Entries supplied

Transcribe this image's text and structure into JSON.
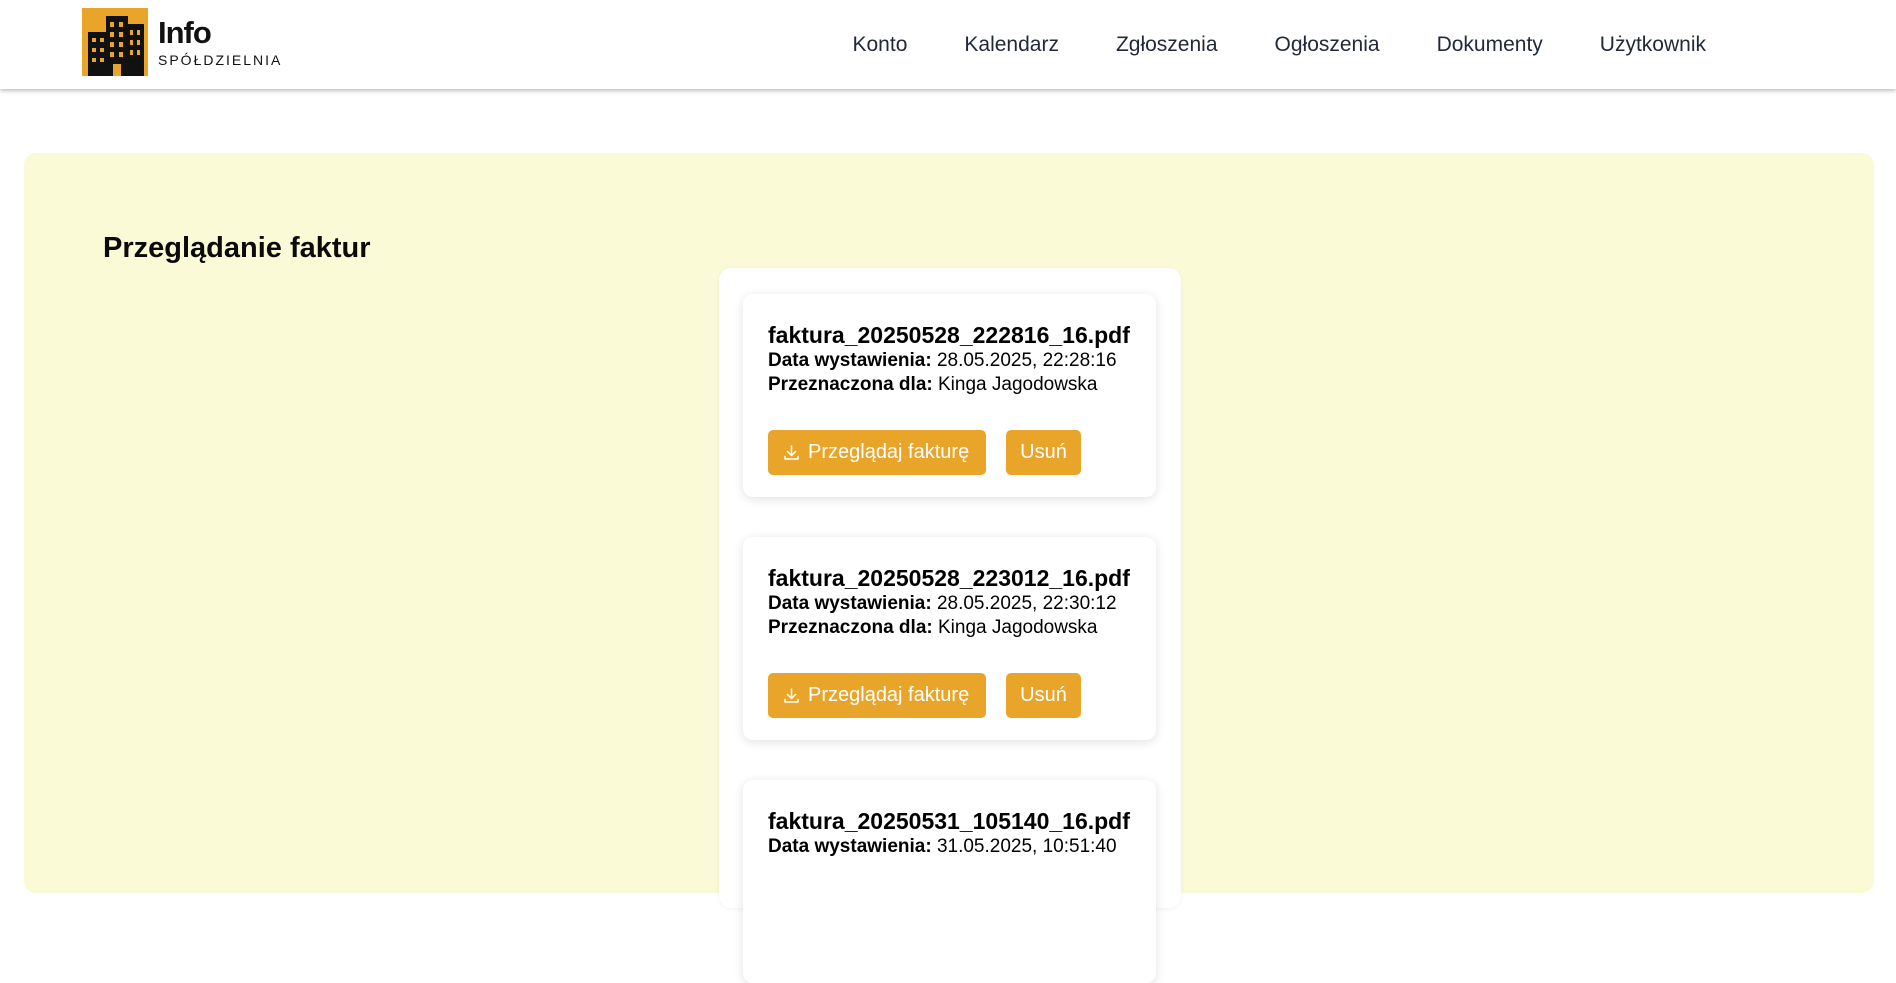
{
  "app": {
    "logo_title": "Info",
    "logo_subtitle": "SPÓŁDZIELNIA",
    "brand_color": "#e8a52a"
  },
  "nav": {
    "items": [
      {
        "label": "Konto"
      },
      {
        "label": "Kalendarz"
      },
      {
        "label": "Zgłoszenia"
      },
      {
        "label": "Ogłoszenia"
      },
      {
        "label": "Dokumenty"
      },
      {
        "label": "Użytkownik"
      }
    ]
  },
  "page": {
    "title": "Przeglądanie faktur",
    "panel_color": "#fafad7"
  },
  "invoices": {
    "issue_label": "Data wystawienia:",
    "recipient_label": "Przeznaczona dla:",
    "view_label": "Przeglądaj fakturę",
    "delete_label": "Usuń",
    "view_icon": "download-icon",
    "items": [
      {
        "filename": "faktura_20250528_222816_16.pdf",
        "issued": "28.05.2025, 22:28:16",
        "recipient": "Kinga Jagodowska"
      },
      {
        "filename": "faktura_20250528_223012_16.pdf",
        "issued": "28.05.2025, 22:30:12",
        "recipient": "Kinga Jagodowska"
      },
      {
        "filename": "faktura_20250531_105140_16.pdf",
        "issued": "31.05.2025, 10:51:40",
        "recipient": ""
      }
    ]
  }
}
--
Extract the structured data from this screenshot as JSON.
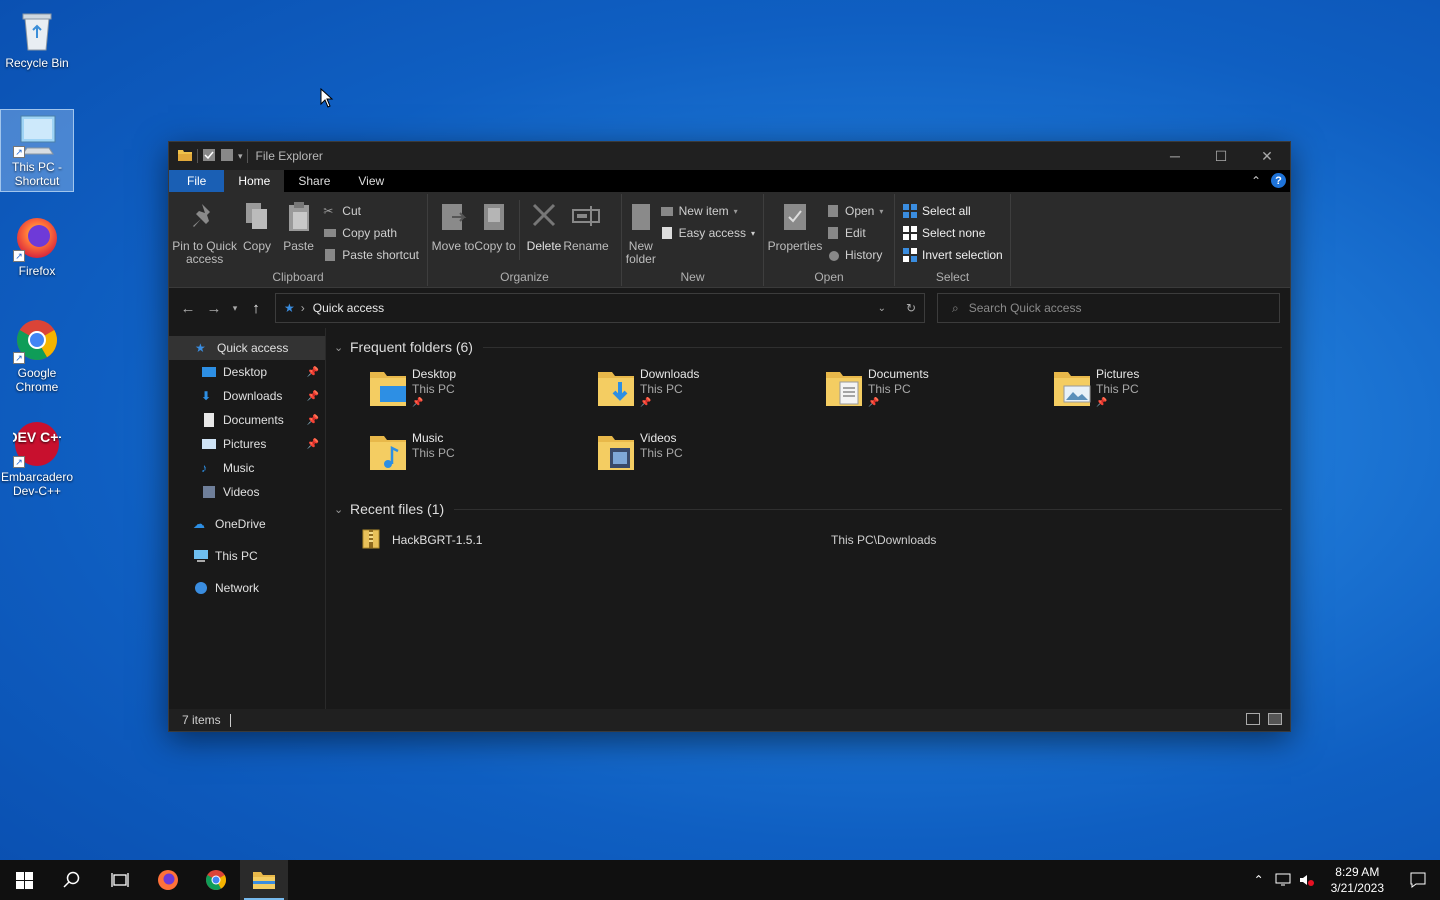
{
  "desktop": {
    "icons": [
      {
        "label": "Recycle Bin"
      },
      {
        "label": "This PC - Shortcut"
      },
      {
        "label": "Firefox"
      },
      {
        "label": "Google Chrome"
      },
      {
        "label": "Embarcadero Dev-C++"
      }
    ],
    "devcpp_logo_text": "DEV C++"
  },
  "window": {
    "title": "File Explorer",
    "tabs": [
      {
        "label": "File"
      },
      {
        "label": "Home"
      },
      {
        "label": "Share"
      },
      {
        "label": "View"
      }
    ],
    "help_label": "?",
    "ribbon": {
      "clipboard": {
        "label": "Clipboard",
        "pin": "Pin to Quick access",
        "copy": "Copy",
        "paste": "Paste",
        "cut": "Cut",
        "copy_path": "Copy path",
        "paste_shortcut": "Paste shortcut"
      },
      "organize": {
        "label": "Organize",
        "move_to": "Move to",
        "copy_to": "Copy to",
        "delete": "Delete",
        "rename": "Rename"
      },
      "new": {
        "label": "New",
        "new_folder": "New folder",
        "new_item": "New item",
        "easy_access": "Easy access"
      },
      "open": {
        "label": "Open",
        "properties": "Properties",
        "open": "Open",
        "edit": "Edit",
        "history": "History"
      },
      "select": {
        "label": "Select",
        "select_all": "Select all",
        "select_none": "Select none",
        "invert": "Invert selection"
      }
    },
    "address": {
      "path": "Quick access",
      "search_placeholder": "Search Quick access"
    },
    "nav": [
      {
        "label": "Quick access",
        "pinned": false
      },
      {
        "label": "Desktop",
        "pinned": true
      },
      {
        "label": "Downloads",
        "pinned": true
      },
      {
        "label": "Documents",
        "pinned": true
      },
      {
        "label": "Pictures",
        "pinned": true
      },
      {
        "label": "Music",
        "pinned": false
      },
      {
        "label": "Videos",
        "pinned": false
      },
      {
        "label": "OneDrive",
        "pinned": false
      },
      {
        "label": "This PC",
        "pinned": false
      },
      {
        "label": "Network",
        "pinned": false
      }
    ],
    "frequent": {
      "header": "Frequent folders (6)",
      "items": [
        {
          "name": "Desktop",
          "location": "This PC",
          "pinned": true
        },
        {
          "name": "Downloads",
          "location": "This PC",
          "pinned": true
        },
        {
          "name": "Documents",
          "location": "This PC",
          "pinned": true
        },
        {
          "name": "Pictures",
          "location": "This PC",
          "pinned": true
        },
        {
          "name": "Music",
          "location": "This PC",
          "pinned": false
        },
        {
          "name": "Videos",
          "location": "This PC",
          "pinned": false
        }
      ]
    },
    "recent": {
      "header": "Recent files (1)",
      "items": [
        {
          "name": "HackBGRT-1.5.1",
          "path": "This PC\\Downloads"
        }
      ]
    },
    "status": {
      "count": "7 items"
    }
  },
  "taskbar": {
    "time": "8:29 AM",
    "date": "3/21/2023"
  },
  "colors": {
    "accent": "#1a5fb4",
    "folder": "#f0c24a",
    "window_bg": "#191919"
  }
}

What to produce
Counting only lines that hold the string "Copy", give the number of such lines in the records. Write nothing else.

Reply
3